In 1966 Michael Fabian Enterprises brought a tour of A Christmas Carol to the Civic Theatre which ran from 12 to 17 December, featuring Margaret Lawson as Miss Fezziwig and Peter Bennett as Scrooge. The production - and Peter Bennett in particular - was a huge hit with The Northern Echo with the reviewer stating: Scrooge himself is unforgettable, not only because of his monopoly of the stage, but because of Peter Bennett’s interpretation of the role. He was forceful, and produced the necessary harsh croak in his voice to create a miserly effect. The part was acted in all the tones of the period and his was an impressive performance. The main characters were well supported by a cast who spoke fluently and with conviction.


A Tale of Two Cities first came to Darlington in 1988 with a joint production from the Cambridge Theatre Company and Tyne Theatre Company which ran at the Civic Theatre from 26 September to 1 October.  Steve Pratt of The Northern Echo was moved to say in his review: Directors Jane Gibson and Sue Lefton make magnificent use of music, movement, sound and lighting to convey an atmosphere of a country and people in turmoil – a device that has the added effect of seamlessly joining the necessarily short dramatic scenes conveying the narrative.

The cast included a young Philip Middlemiss who went on to play Des Barnes in Coronation Street for eight years, and Pauline Black of the band Selector.

Oliver!, 1993 AND 2007

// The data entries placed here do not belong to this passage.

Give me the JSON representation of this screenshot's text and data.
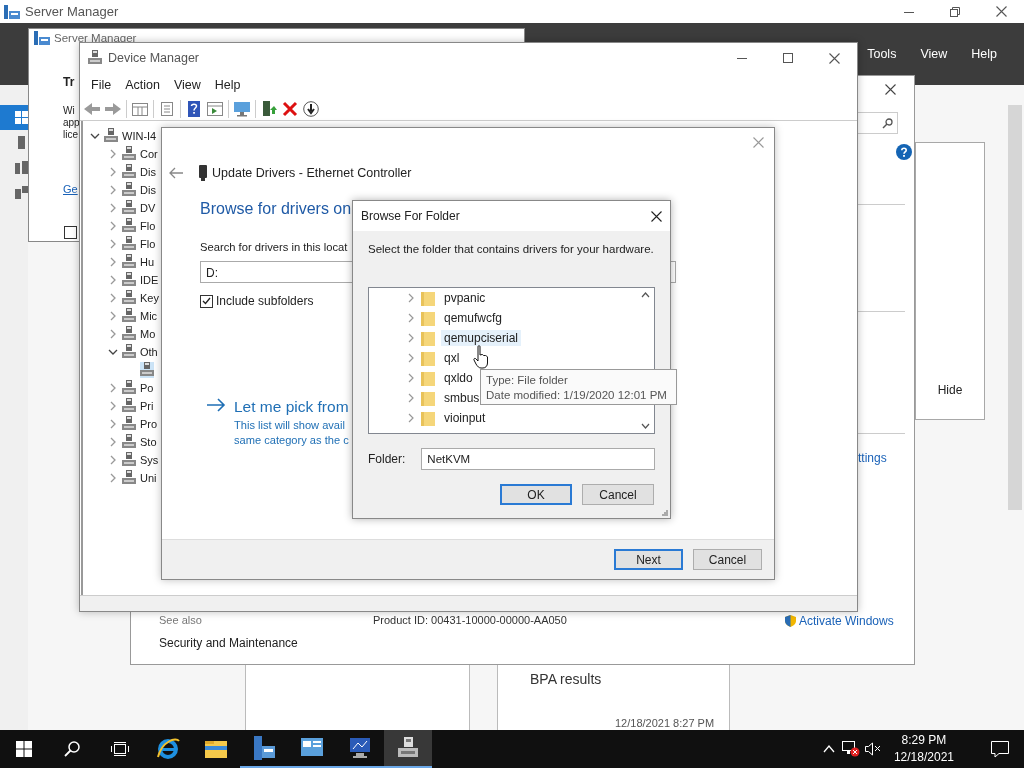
{
  "server_manager": {
    "title": "Server Manager",
    "menu": [
      {
        "label": "Tools"
      },
      {
        "label": "View"
      },
      {
        "label": "Help"
      }
    ],
    "nav": [
      {
        "selected": true
      },
      {
        "selected": false
      },
      {
        "selected": false
      },
      {
        "selected": false
      }
    ],
    "side_panel": {
      "button": "Hide"
    },
    "bpa_tile": {
      "title": "BPA results",
      "timestamp": "12/18/2021 8:27 PM"
    }
  },
  "welcome": {
    "title": "Server Manager",
    "heading": "Tr",
    "lines": [
      "Wi",
      "app",
      "lice"
    ],
    "link": "Ge",
    "checkbox": {
      "checked": false
    }
  },
  "system": {
    "link": "ttings",
    "see_also": "See also",
    "see_also_links": [
      "Security and Maintenance"
    ],
    "product_id": "Product ID: 00431-10000-00000-AA050",
    "activate": "Activate Windows"
  },
  "device_manager": {
    "title": "Device Manager",
    "menu": [
      "File",
      "Action",
      "View",
      "Help"
    ],
    "tree": [
      {
        "label": "WIN-I4",
        "expanded": true,
        "selected": false,
        "children": [
          {
            "label": "Cor",
            "expanded": false,
            "selected": false
          },
          {
            "label": "Dis",
            "expanded": false,
            "selected": false
          },
          {
            "label": "Dis",
            "expanded": false,
            "selected": false
          },
          {
            "label": "DV",
            "expanded": false,
            "selected": false
          },
          {
            "label": "Flo",
            "expanded": false,
            "selected": false
          },
          {
            "label": "Flo",
            "expanded": false,
            "selected": false
          },
          {
            "label": "Hu",
            "expanded": false,
            "selected": false
          },
          {
            "label": "IDE",
            "expanded": false,
            "selected": false
          },
          {
            "label": "Key",
            "expanded": false,
            "selected": false
          },
          {
            "label": "Mic",
            "expanded": false,
            "selected": false
          },
          {
            "label": "Mo",
            "expanded": false,
            "selected": false
          },
          {
            "label": "Oth",
            "expanded": true,
            "selected": false,
            "children": [
              {
                "selected": true
              }
            ]
          },
          {
            "label": "Po",
            "expanded": false,
            "selected": false
          },
          {
            "label": "Pri",
            "expanded": false,
            "selected": false
          },
          {
            "label": "Pro",
            "expanded": false,
            "selected": false
          },
          {
            "label": "Sto",
            "expanded": false,
            "selected": false
          },
          {
            "label": "Sys",
            "expanded": false,
            "selected": false
          },
          {
            "label": "Uni",
            "expanded": false,
            "selected": false
          }
        ]
      }
    ]
  },
  "update_drivers": {
    "title": "Update Drivers - Ethernet Controller",
    "heading": "Browse for drivers on",
    "search_label": "Search for drivers in this locat",
    "location": "D:",
    "include_subfolders": {
      "label": "Include subfolders",
      "checked": true
    },
    "pick": {
      "title": "Let me pick from",
      "lines": [
        "This list will show avail",
        "same category as the c"
      ]
    },
    "buttons": [
      {
        "label": "Next",
        "default": true
      },
      {
        "label": "Cancel",
        "default": false
      }
    ]
  },
  "browse_folder": {
    "title": "Browse For Folder",
    "prompt": "Select the folder that contains drivers for your hardware.",
    "folders": [
      {
        "name": "pvpanic",
        "hovered": false
      },
      {
        "name": "qemufwcfg",
        "hovered": false
      },
      {
        "name": "qemupciserial",
        "hovered": true
      },
      {
        "name": "qxl",
        "hovered": false
      },
      {
        "name": "qxldo",
        "hovered": false
      },
      {
        "name": "smbus",
        "hovered": false
      },
      {
        "name": "vioinput",
        "hovered": false
      }
    ],
    "folder_label": "Folder:",
    "folder_value": "NetKVM",
    "buttons": [
      {
        "label": "OK",
        "default": true
      },
      {
        "label": "Cancel",
        "default": false
      }
    ],
    "tooltip": [
      "Type: File folder",
      "Date modified: 1/19/2020 12:01 PM"
    ]
  },
  "taskbar": {
    "apps": [
      {
        "kind": "browser",
        "running": false,
        "active": false
      },
      {
        "kind": "folder",
        "running": false,
        "active": false
      },
      {
        "kind": "server",
        "running": true,
        "active": false
      },
      {
        "kind": "panel",
        "running": true,
        "active": false
      },
      {
        "kind": "monitor",
        "running": true,
        "active": false
      },
      {
        "kind": "device",
        "running": true,
        "active": true
      }
    ],
    "time": "8:29 PM",
    "date": "12/18/2021"
  }
}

Our local amateur theatre company, Darlington Operatic Society, presented a 10- night run of the Lionel Bart classic musical Oliver! - based, of course, on Oliver Twist in October 1993 and again 14 years later in April 2007. Always a hit with audiences due to the sheer number of child performers required in the piece, Oliver! was an artistic and financial success for the company on both occasions. Several of the young performers in these productions have since gone on to forge a career in the performing arts, most notably Peter McGovern who has worked extensively for the Royal Shakespeare Company as well as touring in productions such as The History Boys and The Madness of George III, Jamie Heward who now studies at Urdang in London, Theo Close who attended the BRIT School and who is currently studying at Arts Ed., Stuart Thompson who attended Arts Ed. and now is a student at the London Academy of Music and Dramatic Art and Elliot Allinson – who played the lead role of Oliver - who attended and now works for the Sylvia Young Theatre School.


Beckman Unicorn Productions brought Great Expectations to Darlington from 16 to 20 October 2012. The production, starring Jack Ellis, Chris Ellison, and Paula Wilcox, went on to be the first full-scale adaptation of the piece ever to be seen in the West End when it opened in London the following year. Again The Northern Echo was suitably impressed, with the reviewer observing: Towering, terrifying and touching, this stage adaptation of the novel by Charles Dickens may be the most compelling piece of theatre Darlington audiences will see this season. Beautifully staged, wonderfully acted, this is a production not to be missed.


In October 2015 Middleground Theatre Company presented a thriller double bill which alongside Robert Aickman’s The Waiting Room included an adaptation of Dickens’ classic ghost story ‘The Signal-Man’, starring TV favourite Jack Shepherd. The Signalman is based on Dickens’ short story which draws on his experience of a railway disaster in Staplehurst, Kent. The Northern Echo reviewer Sue Heath wrote: The Signalman is a fully-formed, satisfying tale of the supernatural. The set that greets the audience is an eerie scene with a train tunnel complete with rails that stretch in greenish light back into profound darkness. By contrast the signalman’s room is well-lit and cosy and he is happy to share a hot drink with someone billed as the Traveller, telling him of his experiences on the railway. There’s something on his mind, though, and the sense of dread increases as he goes about his duties. Are his visions due to long hours of loneliness, or a premonition of impending disaster? The excellent Jack Shepherd takes the principal role very ably supported by Richard Walsh as the Traveller. Wonderful actors both, a pleasure to watch.